A Most Treatable Condition

More and more people around the world are suffering from asthma, which is perplexing, because modern health care is improving all the time. It is generally accepted there is no cure for asthma, and the main treatment is to manage symptoms with ongoing medications. However, many people do minimise symptoms and fully recover from asthma, once the underlying causes are found.


Some interesting causes of asthma are being revealed – it has been dubbed as a ’disease of affluence’. The more developed the country, (and processed food eaten) the more people are likely to suffer from asthma.

A study which assessed over 200,000 children from 31 countries, published in the medical journal The Lancet* suggests that using paracetamol in the first year of life is linked to an increased risk of asthma and allergies. Giving paracetamol to treat fever in children in the first year of life, led to a 46% greater risk of having asthma symptoms by age six to seven. The study also found that six to seven year-olds who had taken paracetamol once a month in the previous 12 months had a three-fold increase risk of asthma. Paracetamol reduces antioxidant defences, which can lead to inflammation in the lungs.

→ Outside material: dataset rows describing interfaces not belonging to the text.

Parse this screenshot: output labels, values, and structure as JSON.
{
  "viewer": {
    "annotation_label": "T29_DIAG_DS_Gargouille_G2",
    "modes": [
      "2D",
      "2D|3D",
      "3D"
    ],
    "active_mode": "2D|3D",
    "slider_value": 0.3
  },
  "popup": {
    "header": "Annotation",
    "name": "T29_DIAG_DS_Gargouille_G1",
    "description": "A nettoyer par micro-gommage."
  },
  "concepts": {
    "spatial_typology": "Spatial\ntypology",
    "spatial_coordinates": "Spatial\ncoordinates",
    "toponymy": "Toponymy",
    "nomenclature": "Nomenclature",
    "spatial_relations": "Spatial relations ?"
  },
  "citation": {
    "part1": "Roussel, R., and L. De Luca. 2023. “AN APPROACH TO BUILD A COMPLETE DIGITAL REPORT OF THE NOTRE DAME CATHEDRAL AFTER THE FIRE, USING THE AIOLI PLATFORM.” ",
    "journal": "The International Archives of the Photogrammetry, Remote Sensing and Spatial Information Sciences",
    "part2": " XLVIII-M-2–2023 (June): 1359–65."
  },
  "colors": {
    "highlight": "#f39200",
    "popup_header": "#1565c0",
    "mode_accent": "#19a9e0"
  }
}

Paracetamol is widely used, and not always for fever or pain. Medical recommendations are that paracetamol should be used only to treat fevers above 38.5°C. Fevers below 38.5°C are safe to treat with with fluids and keeping cool. The purpose of a fever is to kill the bugs that are causing it, so there is an argument for allowing the fever to run its natural course. Based on the research, avoiding paracetamol in the first year of life is preferable, particularly if there is a family history of allergies.

Identifying food allergies and sensitivities helps to avoid asthma triggers. The most common problem foods asthmatics are sensitive to are egg, dairy, nuts, fish and grains. In clinic, I have seen eliminating a food milk bring a huge and rapid improvement to asthma sufferers, children and adults alike.

Some asthma sufferers are sensitive to food additives, so eating foods that have no pesticides or preservatives can help prevent asthma attacks. Organic food is available in supermarkets. Buying it removes the need for meticulous and time-consuming label reading. Organic food is becoming more easily available and affordable – the extra cost to the grocery bill is easily offset by less doctor visits and fewer medications.

Avoiding preservatives, colourings and additives like monosodium glutamate can help to reduce asthma triggers. Eating organic food means to you don’t have to read labels as much.

Asthma needs to be accurately diagnosed after having a lung function, or spirometry test, before and after receiving Ventolin. If Ventolin improves the lung function, an asthma diagnosis is likely.

The old saying ‘an apple a day keeps the doctor away’ may have some truth in it. Diet plays a huge role in the prevention and management of asthma. The more fruit and vegetables people consume, less likely asthma develops. Keeping the diet free of processed food (chips, crisps, ice cream, takeaway, soft drinks) and adding 100% whole grain breads and cereals, fresh fish, fresh fruit and vegetables can be therapeutic. Research shows that eating more apples improves the health of your lungs. Other beneficial strategies to minimise asthma attacks are taking anti-inflammatory fish oils and drinking plenty of water, to keep lung tissue well hydrated. The mineral zinc, B vitamins, and magnesium, can help to modify allergic tendencies.

When one considers the side effects of long-term cortisone based preventers, which can affect bone growth in children, an alternative is well worth looking into.

When a clear cause of asthma is identified, effective treatment is possible, minimising the need for  medication.

Lifestyle factors are to keep active, have plenty of fresh fish, fruit, vegetables and drink plenty of water.

A range of therapies help asthma. Usually two or more of these strategies are needed to become medication free.

Find a practitioner in one of these disciplines or an integrative doctor.

Association between paracetamol use in infancy and childhood, and risk of asthma, rhino-conjunctivitis, and eczema in children aged 6–7 years: analysis from Phase Three of the ISAAC programme The LancetVolume 372, Issue 964320 September 2008-26 September 2008Pages 1039-1048,

AllergiesAsthmaNutritionactivity and asthmaapples and asthmaasthma and dietasthma and food additives